(JTA) – Freed spy-for-Israel Jonathan Pollard will speak to Jewish leaders next week and has received a more Shabbat-friendly electronic monitoring bracelet, according to the Forward.
Pollard will speak to members of the Conference of Presidents of Major Jewish American Organizations in New York, the Forward reported Wednesday, citing unnamed sources informed about the event, at a meeting that will also include New York Democratic congressmen Jerry Nadler and Eliot Engel. The meeting will discuss, in part, efforts to ease Pollard’s parole conditions, in which the congressmen have been actively involved, the report said.
Notice of the meeting does not appear on the Conference of Presidents’ website. The Conference of Presidents informed member organizations of the event by phone instead of by email as it usually does. This may have been done to prevent news about the meeting from leaking beforehand, an unnamed official told the Forward.
Malcolm Hoenlein, executive vice president of the conference, did not respond to the Forward’s request for comment on the meeting
Pollard was released from U.S. federal prison in November after serving 30 years of a life sentence for spying for Israel
The restrictive conditions for Pollard’s five-year parole include wearing an electronic ankle bracelet with GPS tracking and surveillance of his and any employer’s computers. He also is confined to his New York home between 7 pm and 7 am – a condition, Pollard’s attorneys have argued in requesting an easing of the restrictions, that has interfered with his ability to observe the Jewish Sabbath and certain holidays, and could preclude him from holding down a job.
Pollard’s lawyers have asked the U.S. District Court of the Southern District of New York to ease his parole conditions.
The probation officers agreed to extend Pollard’s curfew hours and offered him a GPS bracelet which does not require frequent charging.
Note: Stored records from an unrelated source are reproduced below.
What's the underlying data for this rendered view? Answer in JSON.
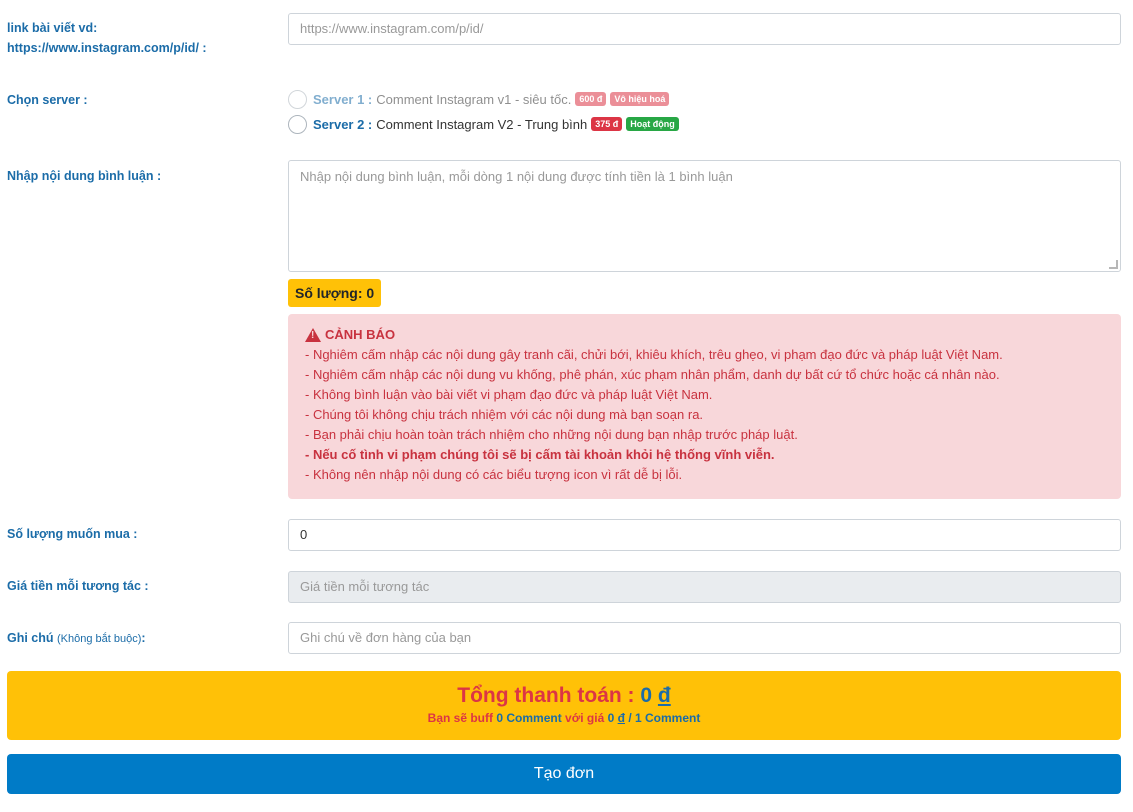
{
  "link": {
    "label_line1": "link bài viết vd:",
    "label_line2": "https://www.instagram.com/p/id/ :",
    "placeholder": "https://www.instagram.com/p/id/"
  },
  "server": {
    "label": "Chọn server :",
    "options": [
      {
        "name": "Server 1 :",
        "desc": "Comment Instagram v1 - siêu tốc.",
        "price": "600 đ",
        "status": "Vô hiệu hoá"
      },
      {
        "name": "Server 2 :",
        "desc": "Comment Instagram V2 - Trung bình",
        "price": "375 đ",
        "status": "Hoạt động"
      }
    ]
  },
  "comments": {
    "label": "Nhập nội dung bình luận :",
    "placeholder": "Nhập nội dung bình luận, mỗi dòng 1 nội dung được tính tiền là 1 bình luận",
    "count_label": "Số lượng: 0"
  },
  "warning": {
    "title": "CẢNH BÁO",
    "lines": [
      "- Nghiêm cấm nhập các nội dung gây tranh cãi, chửi bới, khiêu khích, trêu ghẹo, vi phạm đạo đức và pháp luật Việt Nam.",
      "- Nghiêm cấm nhập các nội dung vu khống, phê phán, xúc phạm nhân phẩm, danh dự bất cứ tổ chức hoặc cá nhân nào.",
      "- Không bình luận vào bài viết vi phạm đạo đức và pháp luật Việt Nam.",
      "- Chúng tôi không chịu trách nhiệm với các nội dung mà bạn soạn ra.",
      "- Bạn phải chịu hoàn toàn trách nhiệm cho những nội dung bạn nhập trước pháp luật.",
      "- Nếu cố tình vi phạm chúng tôi sẽ bị cấm tài khoản khỏi hệ thống vĩnh viễn.",
      "- Không nên nhập nội dung có các biểu tượng icon vì rất dễ bị lỗi."
    ]
  },
  "quantity": {
    "label": "Số lượng muốn mua :",
    "value": "0"
  },
  "price": {
    "label": "Giá tiền mỗi tương tác :",
    "placeholder": "Giá tiền mỗi tương tác"
  },
  "note": {
    "label": "Ghi chú",
    "label_small": "(Không bắt buộc)",
    "colon": ":",
    "placeholder": "Ghi chú về đơn hàng của bạn"
  },
  "total": {
    "title": "Tổng thanh toán :",
    "amount": "0",
    "currency": "đ",
    "sub_prefix": "Bạn sẽ buff",
    "sub_count": "0 Comment",
    "sub_mid": "với giá",
    "sub_price": "0",
    "sub_currency": "đ",
    "sub_suffix": "/ 1 Comment"
  },
  "submit_label": "Tạo đơn",
  "colors": {
    "accent": "#1b6ca8",
    "warning_bg": "#f8d7da",
    "warning_text": "#c8323f",
    "total_bg": "#ffc107",
    "submit_bg": "#007bc7"
  }
}
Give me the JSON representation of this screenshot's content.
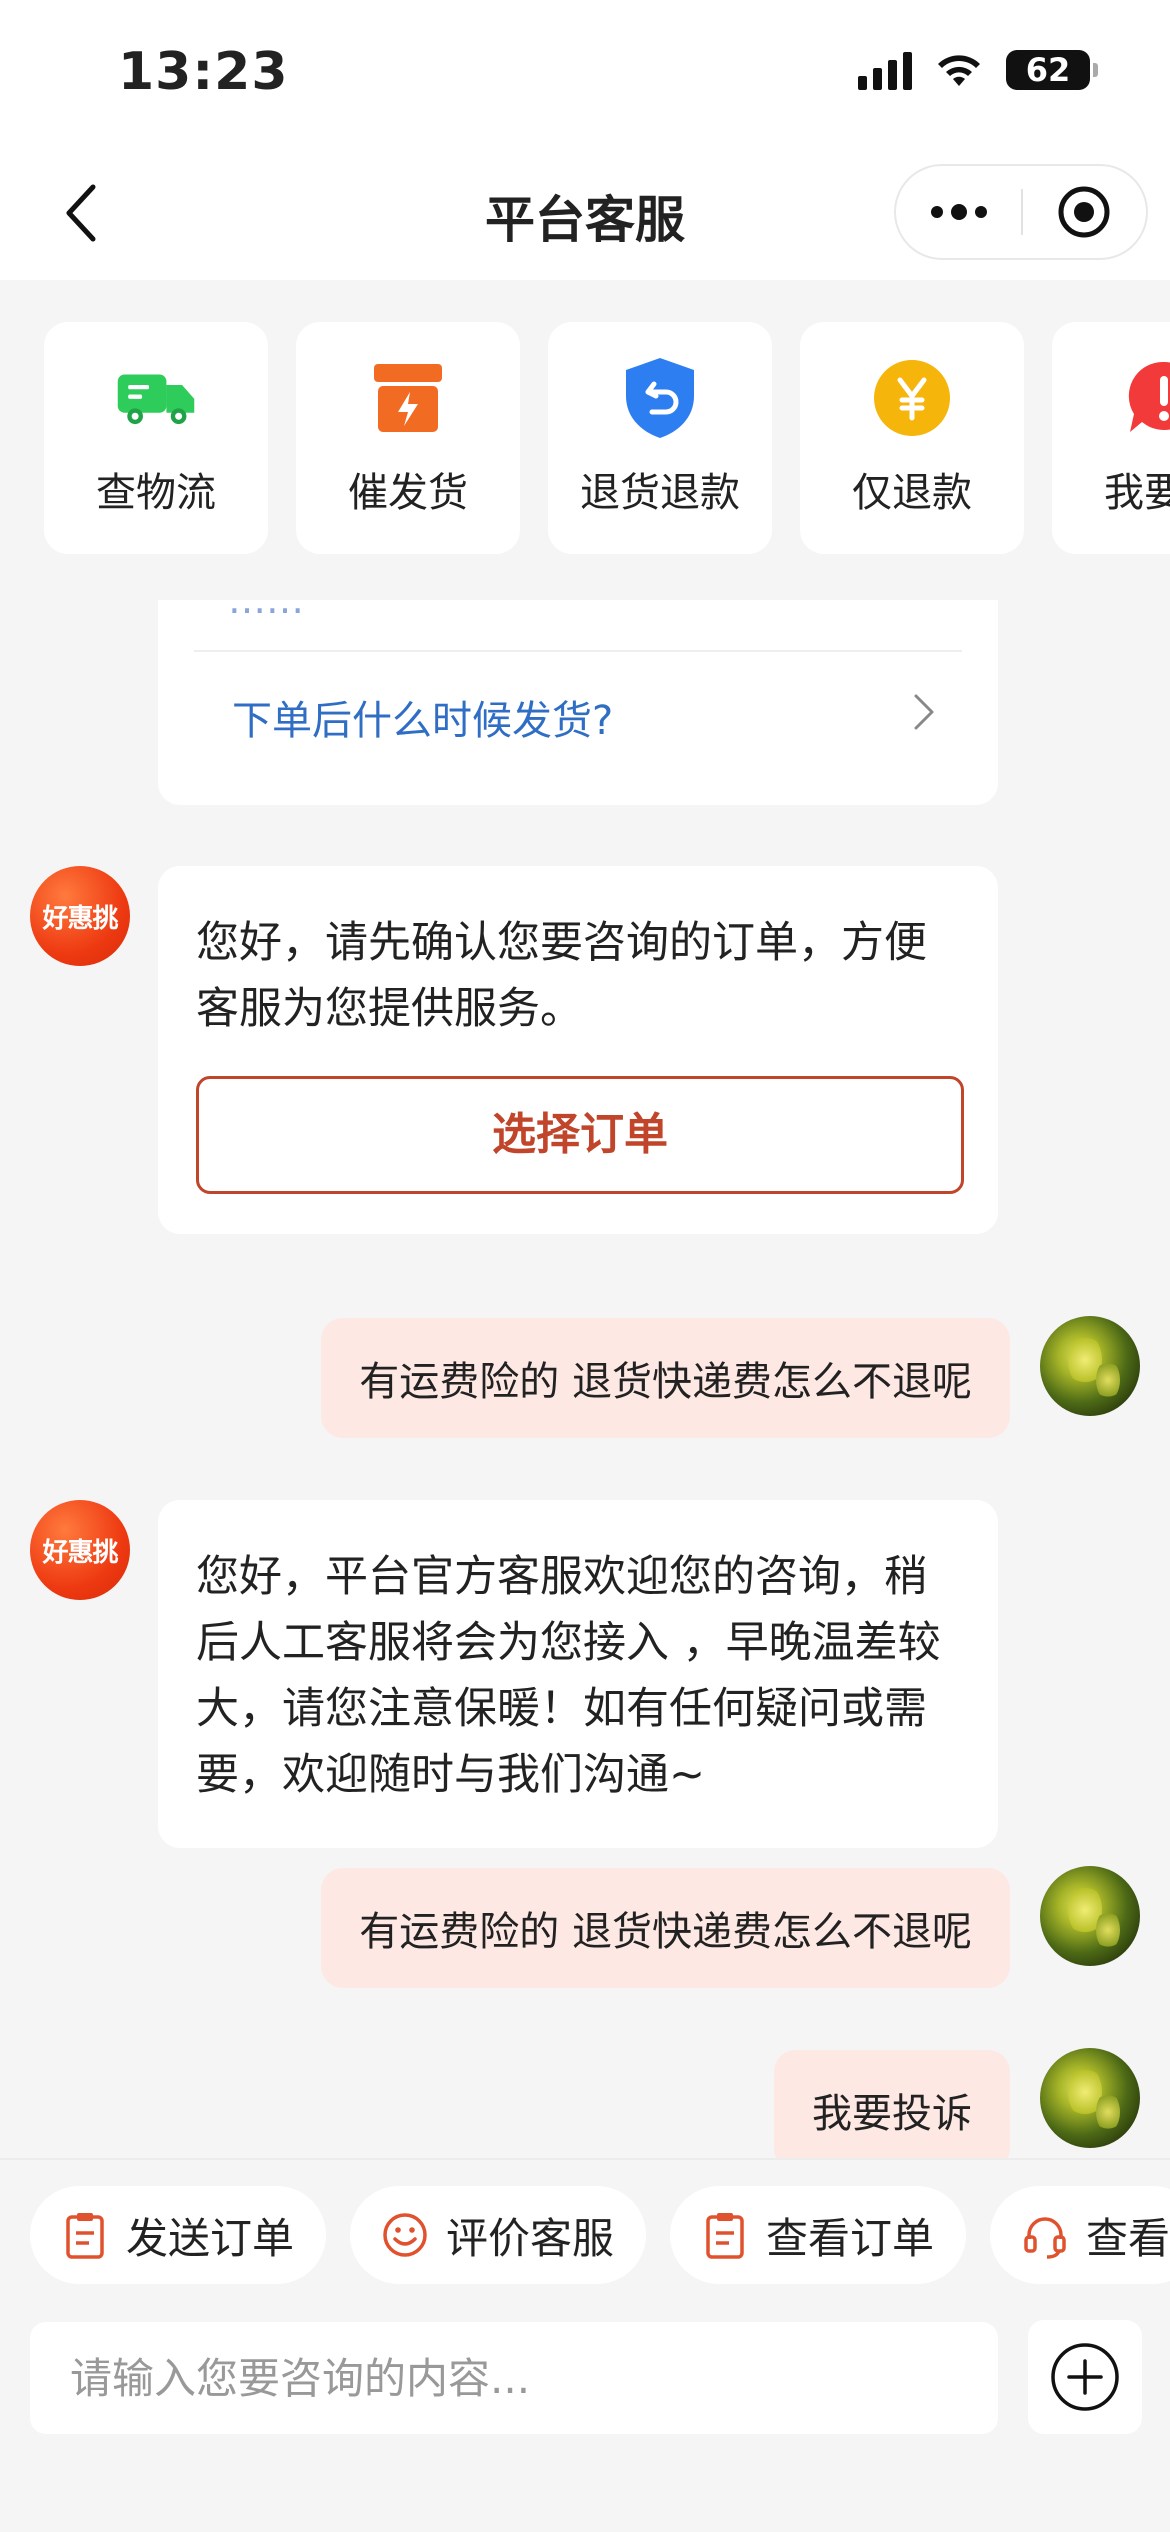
{
  "status_bar": {
    "time": "13:23",
    "battery": "62"
  },
  "header": {
    "title": "平台客服",
    "back_icon": "chevron-left-icon",
    "more_icon": "more-dots-icon",
    "close_icon": "target-circle-icon"
  },
  "quick_actions": [
    {
      "label": "查物流",
      "icon": "truck-icon",
      "color": "#2ecc5a"
    },
    {
      "label": "催发货",
      "icon": "box-lightning-icon",
      "color": "#f26b22"
    },
    {
      "label": "退货退款",
      "icon": "shield-return-icon",
      "color": "#2d7ef0"
    },
    {
      "label": "仅退款",
      "icon": "yen-coin-icon",
      "color": "#f5b50a"
    },
    {
      "label": "我要投",
      "icon": "alert-bubble-icon",
      "color": "#f23a3a"
    }
  ],
  "faq_card": {
    "partial_text": "……",
    "question": "下单后什么时候发货?"
  },
  "messages": [
    {
      "role": "bot",
      "avatar_text": "好惠挑",
      "text": "您好，请先确认您要咨询的订单，方便客服为您提供服务。",
      "button_label": "选择订单"
    },
    {
      "role": "user",
      "text": "有运费险的 退货快递费怎么不退呢"
    },
    {
      "role": "bot",
      "avatar_text": "好惠挑",
      "text": "您好，平台官方客服欢迎您的咨询，稍后人工客服将会为您接入 ，早晚温差较大，请您注意保暖！如有任何疑问或需要，欢迎随时与我们沟通~"
    },
    {
      "role": "user",
      "text": "有运费险的 退货快递费怎么不退呢"
    },
    {
      "role": "user",
      "text": "我要投诉"
    }
  ],
  "chips": [
    {
      "label": "发送订单",
      "icon": "clipboard-icon"
    },
    {
      "label": "评价客服",
      "icon": "smile-icon"
    },
    {
      "label": "查看订单",
      "icon": "clipboard-icon"
    },
    {
      "label": "查看",
      "icon": "headset-icon"
    }
  ],
  "input": {
    "placeholder": "请输入您要咨询的内容...",
    "value": ""
  },
  "accent_color": "#c0452a"
}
In a hearing last month, Judge Katherine Forrest of the U.S. District Court in Manhattan sent the Pollard case back to the U.S. Parole Commission for further review.